>>>
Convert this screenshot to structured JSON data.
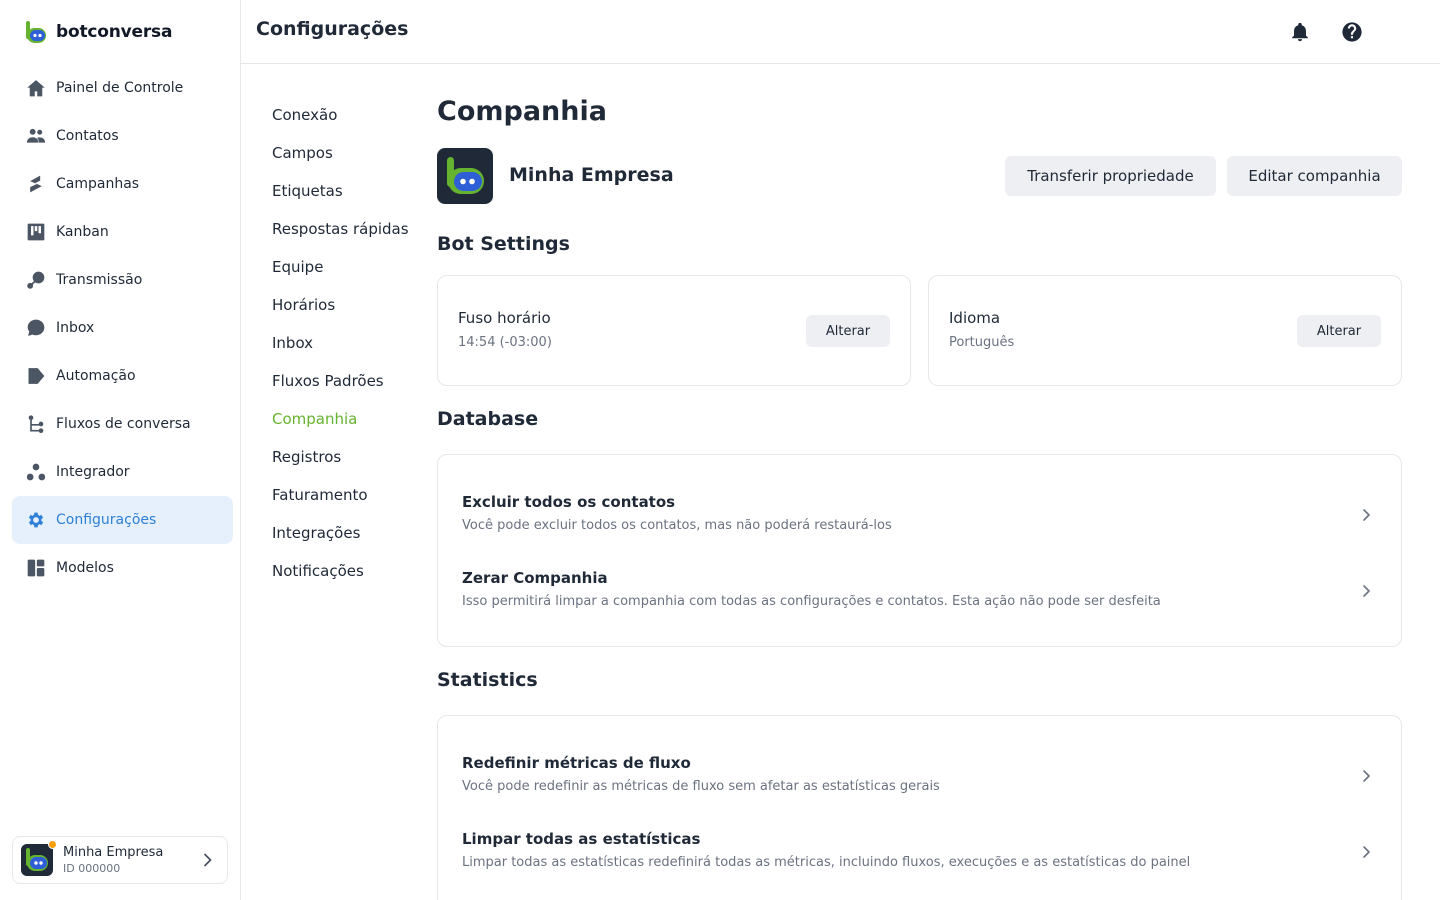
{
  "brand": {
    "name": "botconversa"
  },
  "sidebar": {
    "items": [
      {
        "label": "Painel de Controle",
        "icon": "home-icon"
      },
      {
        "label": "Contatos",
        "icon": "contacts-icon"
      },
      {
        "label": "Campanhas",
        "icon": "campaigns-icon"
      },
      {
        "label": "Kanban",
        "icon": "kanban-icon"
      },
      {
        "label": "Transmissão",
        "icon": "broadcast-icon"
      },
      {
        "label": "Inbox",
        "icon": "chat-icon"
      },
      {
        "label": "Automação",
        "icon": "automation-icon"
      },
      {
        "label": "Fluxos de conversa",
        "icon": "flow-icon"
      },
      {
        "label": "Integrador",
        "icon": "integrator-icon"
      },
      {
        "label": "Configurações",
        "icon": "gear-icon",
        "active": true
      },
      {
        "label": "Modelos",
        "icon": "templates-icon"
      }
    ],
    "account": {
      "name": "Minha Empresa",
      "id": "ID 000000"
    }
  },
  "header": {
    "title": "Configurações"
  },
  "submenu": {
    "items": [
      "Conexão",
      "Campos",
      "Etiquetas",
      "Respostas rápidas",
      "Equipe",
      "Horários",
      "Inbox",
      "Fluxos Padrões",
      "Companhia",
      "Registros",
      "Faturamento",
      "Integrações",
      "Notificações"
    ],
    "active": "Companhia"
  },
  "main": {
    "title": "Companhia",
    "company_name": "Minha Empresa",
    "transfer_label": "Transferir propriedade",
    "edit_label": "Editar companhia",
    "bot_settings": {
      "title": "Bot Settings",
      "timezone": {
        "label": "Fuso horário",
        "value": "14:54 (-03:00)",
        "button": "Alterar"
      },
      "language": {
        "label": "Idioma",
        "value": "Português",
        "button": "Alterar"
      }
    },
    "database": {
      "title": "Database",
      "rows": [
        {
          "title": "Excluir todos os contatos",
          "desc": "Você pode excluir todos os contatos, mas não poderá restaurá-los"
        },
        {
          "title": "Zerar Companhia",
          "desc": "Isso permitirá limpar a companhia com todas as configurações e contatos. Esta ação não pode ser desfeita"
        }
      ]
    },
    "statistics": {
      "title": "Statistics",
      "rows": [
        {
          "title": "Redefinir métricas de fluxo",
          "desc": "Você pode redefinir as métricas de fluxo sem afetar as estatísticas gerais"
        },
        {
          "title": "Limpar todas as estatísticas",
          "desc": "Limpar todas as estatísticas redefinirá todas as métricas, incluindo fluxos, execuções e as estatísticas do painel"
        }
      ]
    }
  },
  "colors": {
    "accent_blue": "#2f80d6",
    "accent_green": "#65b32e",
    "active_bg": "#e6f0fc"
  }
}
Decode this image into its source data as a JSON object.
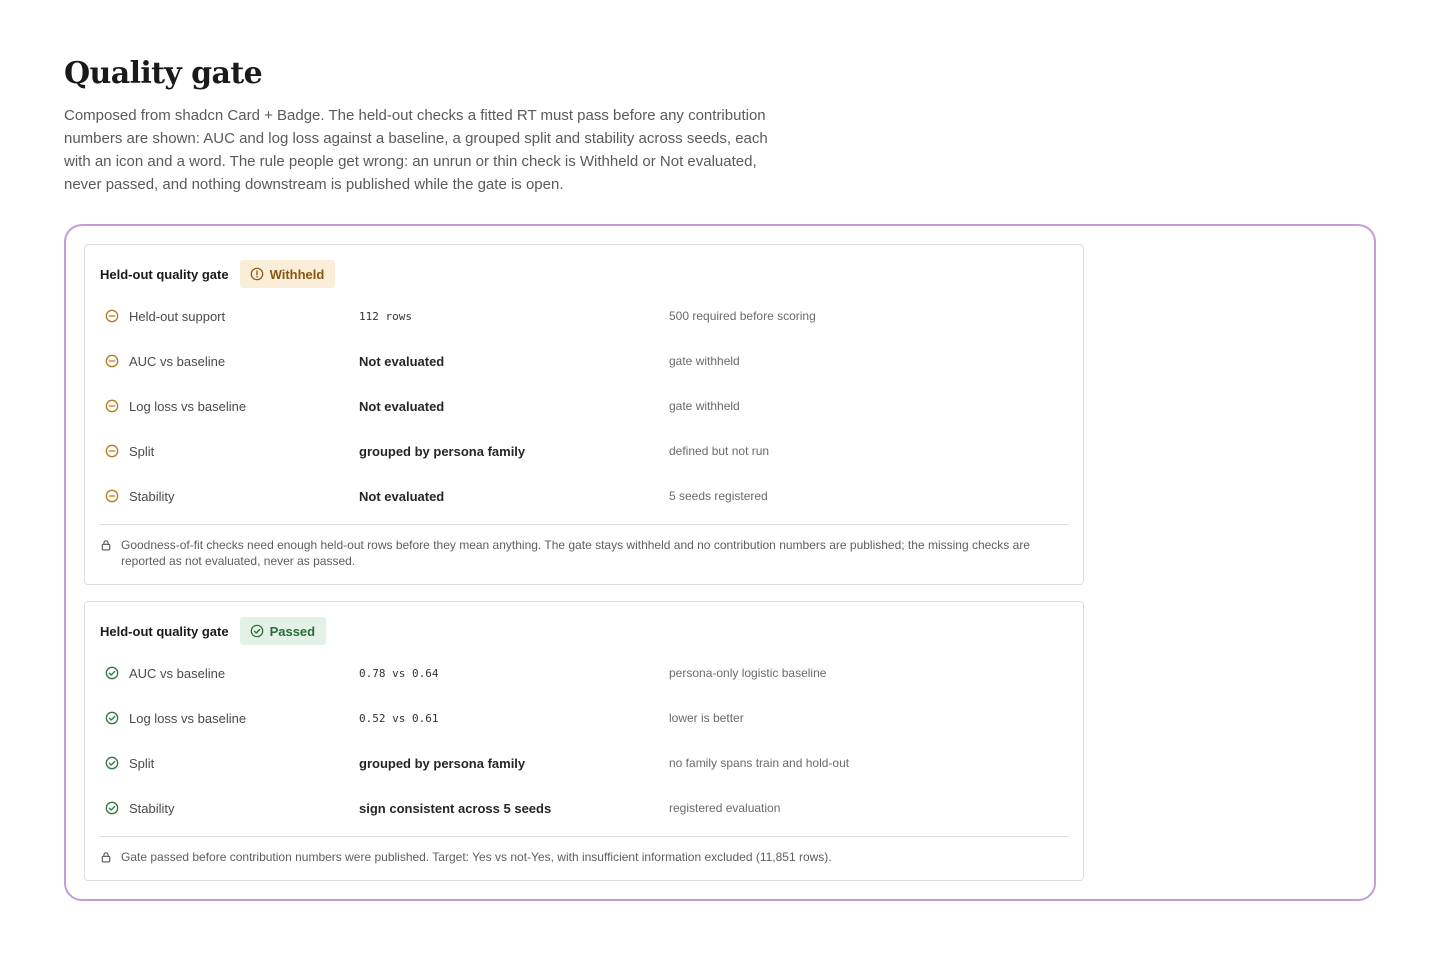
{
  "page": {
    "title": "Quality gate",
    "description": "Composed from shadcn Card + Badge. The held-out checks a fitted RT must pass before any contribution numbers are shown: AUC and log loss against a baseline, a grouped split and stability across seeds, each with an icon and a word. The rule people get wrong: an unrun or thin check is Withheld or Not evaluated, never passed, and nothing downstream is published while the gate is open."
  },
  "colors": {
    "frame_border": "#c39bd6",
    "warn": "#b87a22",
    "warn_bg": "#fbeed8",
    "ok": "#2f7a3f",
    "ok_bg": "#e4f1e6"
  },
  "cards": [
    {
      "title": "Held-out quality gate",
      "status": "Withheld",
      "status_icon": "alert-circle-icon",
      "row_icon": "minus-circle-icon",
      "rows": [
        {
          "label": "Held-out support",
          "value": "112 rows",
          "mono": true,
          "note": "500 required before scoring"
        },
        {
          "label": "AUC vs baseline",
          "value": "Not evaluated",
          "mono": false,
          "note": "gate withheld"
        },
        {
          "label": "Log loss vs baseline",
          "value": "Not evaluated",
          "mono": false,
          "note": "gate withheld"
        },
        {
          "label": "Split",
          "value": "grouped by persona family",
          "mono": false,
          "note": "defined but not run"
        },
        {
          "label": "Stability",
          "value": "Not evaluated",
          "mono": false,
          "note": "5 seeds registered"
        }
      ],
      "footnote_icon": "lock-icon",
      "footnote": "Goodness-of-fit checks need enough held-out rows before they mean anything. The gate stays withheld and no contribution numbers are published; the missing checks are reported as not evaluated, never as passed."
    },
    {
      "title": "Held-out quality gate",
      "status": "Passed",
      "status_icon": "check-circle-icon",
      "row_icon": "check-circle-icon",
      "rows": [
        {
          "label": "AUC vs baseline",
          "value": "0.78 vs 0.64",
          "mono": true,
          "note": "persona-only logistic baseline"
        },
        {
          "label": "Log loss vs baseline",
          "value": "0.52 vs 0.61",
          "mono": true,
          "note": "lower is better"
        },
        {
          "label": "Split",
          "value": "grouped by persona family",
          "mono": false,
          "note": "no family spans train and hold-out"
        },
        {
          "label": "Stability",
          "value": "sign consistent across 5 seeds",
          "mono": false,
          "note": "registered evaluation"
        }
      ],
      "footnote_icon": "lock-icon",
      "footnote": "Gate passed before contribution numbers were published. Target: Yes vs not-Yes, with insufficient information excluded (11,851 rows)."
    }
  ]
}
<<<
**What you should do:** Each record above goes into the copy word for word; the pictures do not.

**Result of the exercise:**
Convert this screenshot to structured JSON data.
{
  "brand": {
    "name": "botconversa"
  },
  "sidebar": {
    "items": [
      {
        "label": "Painel de Controle",
        "icon": "home-icon"
      },
      {
        "label": "Contatos",
        "icon": "contacts-icon"
      },
      {
        "label": "Campanhas",
        "icon": "campaigns-icon"
      },
      {
        "label": "Kanban",
        "icon": "kanban-icon"
      },
      {
        "label": "Transmissão",
        "icon": "broadcast-icon"
      },
      {
        "label": "Inbox",
        "icon": "chat-icon"
      },
      {
        "label": "Automação",
        "icon": "automation-icon"
      },
      {
        "label": "Fluxos de conversa",
        "icon": "flow-icon"
      },
      {
        "label": "Integrador",
        "icon": "integrator-icon"
      },
      {
        "label": "Configurações",
        "icon": "gear-icon",
        "active": true
      },
      {
        "label": "Modelos",
        "icon": "templates-icon"
      }
    ],
    "account": {
      "name": "Minha Empresa",
      "id": "ID 000000"
    }
  },
  "header": {
    "title": "Configurações"
  },
  "submenu": {
    "items": [
      "Conexão",
      "Campos",
      "Etiquetas",
      "Respostas rápidas",
      "Equipe",
      "Horários",
      "Inbox",
      "Fluxos Padrões",
      "Companhia",
      "Registros",
      "Faturamento",
      "Integrações",
      "Notificações"
    ],
    "active": "Companhia"
  },
  "main": {
    "title": "Companhia",
    "company_name": "Minha Empresa",
    "transfer_label": "Transferir propriedade",
    "edit_label": "Editar companhia",
    "bot_settings": {
      "title": "Bot Settings",
      "timezone": {
        "label": "Fuso horário",
        "value": "14:54 (-03:00)",
        "button": "Alterar"
      },
      "language": {
        "label": "Idioma",
        "value": "Português",
        "button": "Alterar"
      }
    },
    "database": {
      "title": "Database",
      "rows": [
        {
          "title": "Excluir todos os contatos",
          "desc": "Você pode excluir todos os contatos, mas não poderá restaurá-los"
        },
        {
          "title": "Zerar Companhia",
          "desc": "Isso permitirá limpar a companhia com todas as configurações e contatos. Esta ação não pode ser desfeita"
        }
      ]
    },
    "statistics": {
      "title": "Statistics",
      "rows": [
        {
          "title": "Redefinir métricas de fluxo",
          "desc": "Você pode redefinir as métricas de fluxo sem afetar as estatísticas gerais"
        },
        {
          "title": "Limpar todas as estatísticas",
          "desc": "Limpar todas as estatísticas redefinirá todas as métricas, incluindo fluxos, execuções e as estatísticas do painel"
        }
      ]
    }
  },
  "colors": {
    "accent_blue": "#2f80d6",
    "accent_green": "#65b32e",
    "active_bg": "#e6f0fc"
  }
}
Decode this image into its source data as a JSON object.
{
  "page": {
    "title": "Quality gate",
    "description": "Composed from shadcn Card + Badge. The held-out checks a fitted RT must pass before any contribution numbers are shown: AUC and log loss against a baseline, a grouped split and stability across seeds, each with an icon and a word. The rule people get wrong: an unrun or thin check is Withheld or Not evaluated, never passed, and nothing downstream is published while the gate is open."
  },
  "colors": {
    "frame_border": "#c39bd6",
    "warn": "#b87a22",
    "warn_bg": "#fbeed8",
    "ok": "#2f7a3f",
    "ok_bg": "#e4f1e6"
  },
  "cards": [
    {
      "title": "Held-out quality gate",
      "status": "Withheld",
      "status_icon": "alert-circle-icon",
      "row_icon": "minus-circle-icon",
      "rows": [
        {
          "label": "Held-out support",
          "value": "112 rows",
          "mono": true,
          "note": "500 required before scoring"
        },
        {
          "label": "AUC vs baseline",
          "value": "Not evaluated",
          "mono": false,
          "note": "gate withheld"
        },
        {
          "label": "Log loss vs baseline",
          "value": "Not evaluated",
          "mono": false,
          "note": "gate withheld"
        },
        {
          "label": "Split",
          "value": "grouped by persona family",
          "mono": false,
          "note": "defined but not run"
        },
        {
          "label": "Stability",
          "value": "Not evaluated",
          "mono": false,
          "note": "5 seeds registered"
        }
      ],
      "footnote_icon": "lock-icon",
      "footnote": "Goodness-of-fit checks need enough held-out rows before they mean anything. The gate stays withheld and no contribution numbers are published; the missing checks are reported as not evaluated, never as passed."
    },
    {
      "title": "Held-out quality gate",
      "status": "Passed",
      "status_icon": "check-circle-icon",
      "row_icon": "check-circle-icon",
      "rows": [
        {
          "label": "AUC vs baseline",
          "value": "0.78 vs 0.64",
          "mono": true,
          "note": "persona-only logistic baseline"
        },
        {
          "label": "Log loss vs baseline",
          "value": "0.52 vs 0.61",
          "mono": true,
          "note": "lower is better"
        },
        {
          "label": "Split",
          "value": "grouped by persona family",
          "mono": false,
          "note": "no family spans train and hold-out"
        },
        {
          "label": "Stability",
          "value": "sign consistent across 5 seeds",
          "mono": false,
          "note": "registered evaluation"
        }
      ],
      "footnote_icon": "lock-icon",
      "footnote": "Gate passed before contribution numbers were published. Target: Yes vs not-Yes, with insufficient information excluded (11,851 rows)."
    }
  ]
}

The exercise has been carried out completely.